This is the outside view from the parking lot (below), and Sharon and Heyward Clamp to the right....


....and the main viewing hall (below).


Heyward couldn't stretch his arms wide enough to demonstrate to Bob the length of one humongous eastern diamondback he had on display.

OK, no giving away the whole place.  Don't you dare drive past this class attraction the next time you're passing by on I-95 just south of Charleston, SC!

That afternoon, Heyward treated us to a hunt on the ACE Basin Reserve where he, brother Ted and friends were camped out for a week of herping like he'd done for the past half-century.  Heyward has unique permission to camp and hunt there where no other snakehunters may enter.  Their camp had a turn-of-the-century feel to it.

The massive acreage looked for all intents and purposes exactly the way Carl Kauffeld described the Okeetee Hunt Club in his books.  The reserve is agriculturally and fire-managed for quail and turkey, which by no coincidence also spawns a healthy number of rodent- and bird-eating snakes like rats, kings and rattlesnakes.  We drove through miles of forest, most of it fairly open after a burn had cleared the leaf litter about two weeks prior.  Here are some views of the terrain....

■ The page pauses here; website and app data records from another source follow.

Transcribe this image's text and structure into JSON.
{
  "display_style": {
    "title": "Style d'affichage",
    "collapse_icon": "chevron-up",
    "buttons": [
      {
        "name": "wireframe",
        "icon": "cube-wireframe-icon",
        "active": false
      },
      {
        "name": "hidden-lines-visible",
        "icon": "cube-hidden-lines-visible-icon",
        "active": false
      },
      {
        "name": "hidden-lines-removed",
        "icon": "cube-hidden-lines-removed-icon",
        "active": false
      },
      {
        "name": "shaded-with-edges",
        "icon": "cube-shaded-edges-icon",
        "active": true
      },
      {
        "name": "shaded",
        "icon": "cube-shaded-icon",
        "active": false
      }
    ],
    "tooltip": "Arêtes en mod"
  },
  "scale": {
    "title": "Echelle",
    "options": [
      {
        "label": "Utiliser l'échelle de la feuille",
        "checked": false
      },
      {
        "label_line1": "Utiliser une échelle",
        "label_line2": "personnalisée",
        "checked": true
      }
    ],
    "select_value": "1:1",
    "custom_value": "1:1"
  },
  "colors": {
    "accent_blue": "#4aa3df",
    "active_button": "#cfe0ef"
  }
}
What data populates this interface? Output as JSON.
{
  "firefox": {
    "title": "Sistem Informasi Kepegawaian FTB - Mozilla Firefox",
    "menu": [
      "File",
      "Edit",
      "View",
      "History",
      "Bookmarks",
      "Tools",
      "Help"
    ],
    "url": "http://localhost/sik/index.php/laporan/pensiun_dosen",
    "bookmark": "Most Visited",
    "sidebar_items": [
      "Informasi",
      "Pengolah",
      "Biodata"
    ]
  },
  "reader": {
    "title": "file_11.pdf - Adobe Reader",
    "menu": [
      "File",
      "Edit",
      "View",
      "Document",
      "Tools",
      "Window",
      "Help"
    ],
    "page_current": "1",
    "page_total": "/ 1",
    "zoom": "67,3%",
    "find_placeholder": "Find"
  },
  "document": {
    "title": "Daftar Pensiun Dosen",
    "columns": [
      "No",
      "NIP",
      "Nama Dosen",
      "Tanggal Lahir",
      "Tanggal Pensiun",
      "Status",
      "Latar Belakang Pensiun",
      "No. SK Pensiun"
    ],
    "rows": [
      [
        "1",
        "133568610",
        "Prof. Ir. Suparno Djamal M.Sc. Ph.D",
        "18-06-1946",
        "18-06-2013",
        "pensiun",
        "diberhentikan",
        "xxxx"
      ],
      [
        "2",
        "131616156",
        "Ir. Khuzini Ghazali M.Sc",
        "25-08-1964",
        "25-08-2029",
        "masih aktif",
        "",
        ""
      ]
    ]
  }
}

'Hurricane' stumps like below are getting scarce in the region.  No new hurricanes have raged through recently enough to create new ones to replace those that have rotted away since the 1960s when Kauffeld frequented the area.  When we did find some stumps with holes under them, we gathered around in eager anticipation of seeing a granddaddy diamondback staring back up out of one. 

Wait, is that one looking up out of that hole below ? 

Alas, false alarm! There was nothing in the hole pictured above, despite a glimmer from some dry leaves that made my heart skip a beat when reflected sunlight first illuminated them.  The EDB directly above is one I caught in Georgia last year, photo taken in my studio right after shedding its skin. 

Below, Terry uses a mirror to flash some light down another likely-looking hidey hole in the recently burned woods.


Heyward did find a juvenile canebrake rattler cached in a burnt log while we were out hiking and called us over to see / photograph it in-situ (see it in the center?), and later out on display.


The opaque eastern diamondback Crotalus adamanteus (below) was one that Ted Clamp, Winston _______ and Ricky Walters had caught earlier that day and allowed me to photograph on a hazy afternoon on the ACE Reserve.  That was what we were supposed to see in those stump holes above!  (That's Heyward (left) and Ted in the pic reenacting the find while toting already-bagged canebrake rattlers.)


Bob Young, Terry Vandeventer and Low Country herper Ricky Walters compare pix taken that afternoon.


The time flew by unbelievably quickly as they say it does when you're having a great time.  Well, we were definitely have a great time!  Terry and Bob dropped me off near Savannah at my sister-in-law's place from which I took the train home the next day - my first train ride in the U.S. since I was a child. Parting shot:  Terry Vandeventer, Bill Love and Bob Young.  Note Terry's van behind us - the 'DMASCUS' license tag refers to Damascus steel and his status as a master knife-maker in that specialty craft (see an example of his handiwork in the inset).

END of Part 1  - - - - -  Click HERE to proceed to Part 2, Herping the Gulf Coast (with a short side trip to the New Joizey Pine Barrens and visits with two friends on Long Island, New Yawk).